Over the course of the many years that followed, Shaw looked for answers as to why those qualities were so readily apparent in Cornwall. ‘The Drummer’ is the result of this questioning. It celebrates the spirit of a land and its people, and embodies the character of “steely determination” that arises in a community making their way in remote circumstances.

‘Origins of The Drummer’ at Millennium Gallery, St. Ives, 21st May – 21st June

Prior to the unveiling of The Drummer, an exhibition entitled ‘Origins of The Drummer’ will take place at the Millennium Gallery in St Ives, from 21st May to 21st June, showcasing drawings and maquettes that contributed towards the final work.

La Corrida: Dreams in Red, by Tim ShawThe show also provides an opportunity to view one of Shaw’s earlier installations, entitled ‘La Corrida: Dreams in Red’, that integrates elements of sound and light with modeled form. It was with this work that the inspiration for a figure poised on a ball began.

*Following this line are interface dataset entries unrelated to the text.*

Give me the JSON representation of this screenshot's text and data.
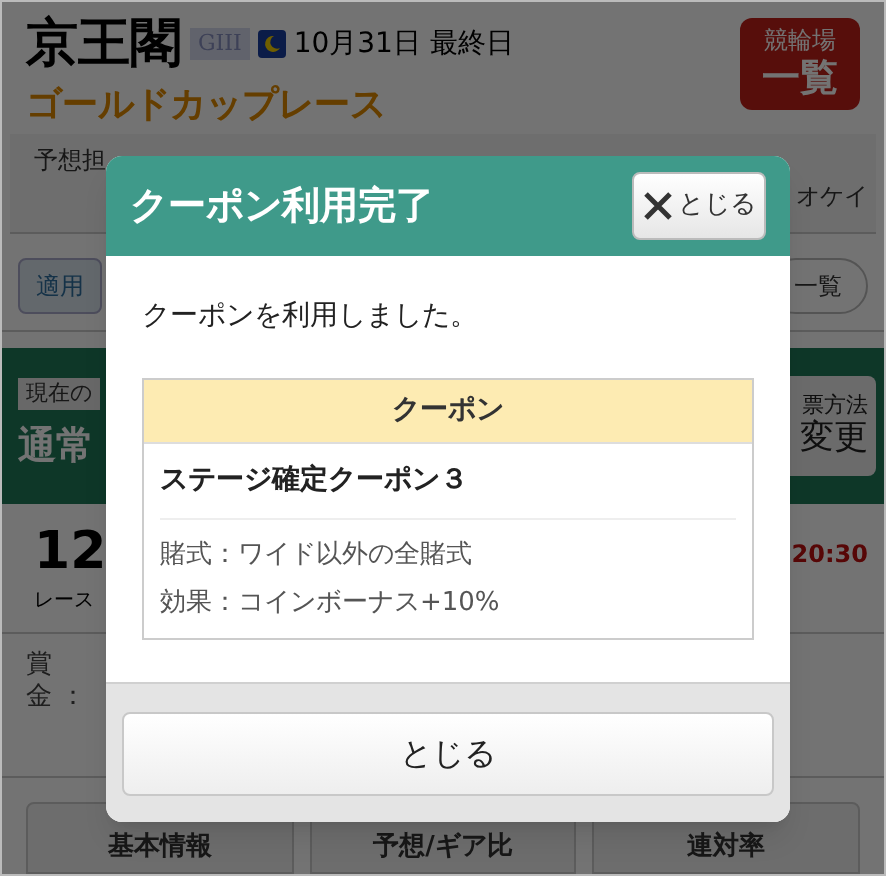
{
  "header": {
    "venue": "京王閣",
    "grade": "GIII",
    "date": "10月31日 最終日",
    "race_name": "ゴールドカップレース",
    "venue_list_button": [
      "競輪場",
      "一覧"
    ]
  },
  "reporter": {
    "label": "予想担",
    "name": "オケイ"
  },
  "filter": {
    "chip": "適用",
    "link": "一覧"
  },
  "mode": {
    "label": "現在の",
    "value": "通常",
    "button": [
      "票方法",
      "変更"
    ]
  },
  "race": {
    "number": "12",
    "unit": "レース",
    "time": "20:30"
  },
  "prize": {
    "label": [
      "賞",
      "金"
    ],
    "colon": "："
  },
  "tabs": [
    {
      "label": "基本情報",
      "selected": false
    },
    {
      "label": "予想/ギア比",
      "selected": false
    },
    {
      "label": "連対率",
      "selected": false
    }
  ],
  "dialog": {
    "title": "クーポン利用完了",
    "close_button": "とじる",
    "message": "クーポンを利用しました。",
    "coupon": {
      "header": "クーポン",
      "name": "ステージ確定クーポン３",
      "details": [
        "賭式：ワイド以外の全賭式",
        "効果：コインボーナス+10%"
      ]
    },
    "footer_button": "とじる"
  }
}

‘La Corrida’ was inspired by a three month residency in Andalucía, Spain. It depicts a world that rages with an explosive, ‘knife-edge’, passion and grace. Elements of beauty, sensuality and brutality are merged together. Bulls charge across the arena, figures dance, turn and gesture as if driven by an ever-present awareness of their mortality.

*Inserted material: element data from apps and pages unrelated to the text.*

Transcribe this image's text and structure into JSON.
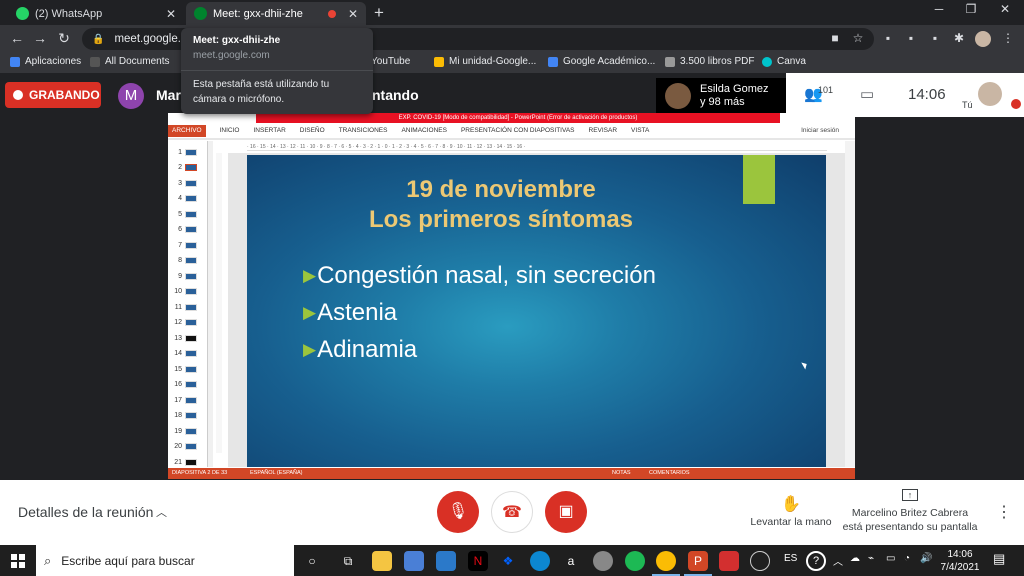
{
  "browser": {
    "tabs": [
      {
        "title": "(2) WhatsApp"
      },
      {
        "title": "Meet: gxx-dhii-zhe"
      }
    ],
    "url": "meet.google.com",
    "bookmarks": [
      "Aplicaciones",
      "All Documents",
      "YouTube",
      "Mi unidad-Google...",
      "Google Académico...",
      "3.500 libros PDF",
      "Canva"
    ],
    "popup": {
      "title": "Meet: gxx-dhii-zhe",
      "url": "meet.google.com",
      "message": "Esta pestaña está utilizando tu cámara o micrófono."
    }
  },
  "meet": {
    "recording_label": "GRABANDO",
    "presenter_initial": "M",
    "presenter_name_partial": "Mar",
    "presenting_partial": "ntando",
    "participants_name": "Esilda Gomez",
    "participants_more": "y 98 más",
    "participant_count": "101",
    "time": "14:06",
    "self_label": "Tú",
    "details_label": "Detalles de la reunión",
    "raise_hand_label": "Levantar la mano",
    "presenting_name": "Marcelino Britez Cabrera",
    "presenting_status": "está presentando su pantalla"
  },
  "ppt": {
    "window_title": "EXP. COVID-19 [Modo de compatibilidad] - PowerPoint (Error de activación de productos)",
    "ribbon_tabs": [
      "ARCHIVO",
      "INICIO",
      "INSERTAR",
      "DISEÑO",
      "TRANSICIONES",
      "ANIMACIONES",
      "PRESENTACIÓN CON DIAPOSITIVAS",
      "REVISAR",
      "VISTA"
    ],
    "sign_in": "Iniciar sesión",
    "ruler": "· 16 · 15 · 14 · 13 · 12 · 11 · 10 · 9 · 8 · 7 · 6 · 5 · 4 · 3 · 2 · 1 · 0 · 1 · 2 · 3 · 4 · 5 · 6 · 7 · 8 · 9 · 10 · 11 · 12 · 13 · 14 · 15 · 16 ·",
    "thumb_numbers": [
      "1",
      "2",
      "3",
      "4",
      "5",
      "6",
      "7",
      "8",
      "9",
      "10",
      "11",
      "12",
      "13",
      "14",
      "15",
      "16",
      "17",
      "18",
      "19",
      "20",
      "21"
    ],
    "slide": {
      "title_line1": "19 de noviembre",
      "title_line2": "Los primeros síntomas",
      "bullets": [
        "Congestión nasal, sin secreción",
        "Astenia",
        "Adinamia"
      ]
    },
    "status_slide": "DIAPOSITIVA 2 DE 33",
    "status_lang": "ESPAÑOL (ESPAÑA)",
    "status_notes": "NOTAS",
    "status_comments": "COMENTARIOS"
  },
  "taskbar": {
    "search_placeholder": "Escribe aquí para buscar",
    "lang": "ES",
    "time": "14:06",
    "date": "7/4/2021"
  },
  "colors": {
    "recording": "#d93025",
    "slide_title": "#ecc874",
    "slide_accent": "#9bc53d",
    "ppt_orange": "#d24726"
  }
}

Private View: Saturday 21st May 2011, 7-9pm

‘Drummer’ Nears Completion

Casting of the final, fifteen foot high, bronze sculpture of ‘Drummer’, commissioned to stand in Truro’s main square outside the Hall for Cornwall theatre, is currently underway in London. The modelling work was completed on this piece in December 2010 and, shortly after this, the foundry began the process of taking moulds from the model where it stood in a remote Cornish studio before transporting them up to London for the work to be completed.

Tim Shaw working on 'Drummer'It is hoped that the cast will contain both an ingot of Cornish tin and Cornish copper, symbolically thrown into the crucible to figuratively connect the sculpture to the land around it.

As soon as a date can be confirmed for completion of the casting (estimated late May – June 2011), an announcement will be made regarding its unveiling, including details of who will unveil the piece and the date and time of accompanying festivities.

Concurrent to this event, the Millennium Gallery will be hosting an exhibition of the drawings and machetes that formed the preliminary work to ‘Drummer’,  as well as providing another opportunity to view the installation produced between 1996 to 1999, La Corrida: Dreams in Red, a piece which constituted part of the original inspiration for ‘Drummer’.